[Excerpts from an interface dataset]
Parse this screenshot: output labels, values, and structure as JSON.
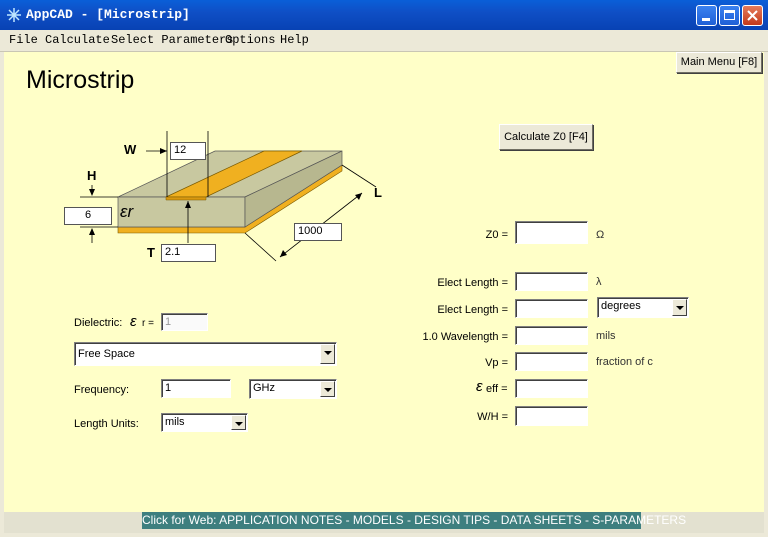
{
  "window": {
    "title": "AppCAD - [Microstrip]",
    "buttons": {
      "minimize": "minimize",
      "maximize": "maximize",
      "close": "close"
    }
  },
  "menu": [
    "File",
    "Calculate",
    "Select Parameters",
    "Options",
    "Help"
  ],
  "main_menu_button": "Main Menu [F8]",
  "page_title": "Microstrip",
  "calculate_button": "Calculate Z0  [F4]",
  "diagram": {
    "w_label": "W",
    "w_value": "12",
    "h_label": "H",
    "h_value": "6",
    "epsilon_label": "εr",
    "t_label": "T",
    "t_value": "2.1",
    "l_label": "L",
    "l_value": "1000"
  },
  "dielectric": {
    "label": "Dielectric:",
    "er_symbol": "ε",
    "er_sub": "r =",
    "er_value": "1",
    "material": "Free Space"
  },
  "frequency": {
    "label": "Frequency:",
    "value": "1",
    "unit": "GHz"
  },
  "length_units": {
    "label": "Length Units:",
    "value": "mils"
  },
  "results": {
    "z0": {
      "label": "Z0 =",
      "value": "",
      "unit": "Ω"
    },
    "elect_length_lambda": {
      "label": "Elect Length =",
      "value": "",
      "unit": "λ"
    },
    "elect_length_deg": {
      "label": "Elect Length =",
      "value": "",
      "unit": "degrees"
    },
    "wavelength": {
      "label": "1.0 Wavelength =",
      "value": "",
      "unit": "mils"
    },
    "vp": {
      "label": "Vp =",
      "value": "",
      "unit": "fraction of c"
    },
    "eeff": {
      "label_symbol": "ε",
      "label_sub": "eff =",
      "value": ""
    },
    "wh": {
      "label": "W/H =",
      "value": ""
    }
  },
  "web_links": "Click for Web: APPLICATION NOTES - MODELS - DESIGN TIPS - DATA SHEETS - S-PARAMETERS",
  "colors": {
    "client_bg": "#ffffc8",
    "strip": "#f0b020",
    "substrate": "#c8c8a0",
    "weblinks_bg": "#3e7f7f"
  }
}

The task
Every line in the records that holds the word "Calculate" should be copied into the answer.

Expected answer
    "Calculate",
  "calculate_button": "Calculate Z0  [F4]",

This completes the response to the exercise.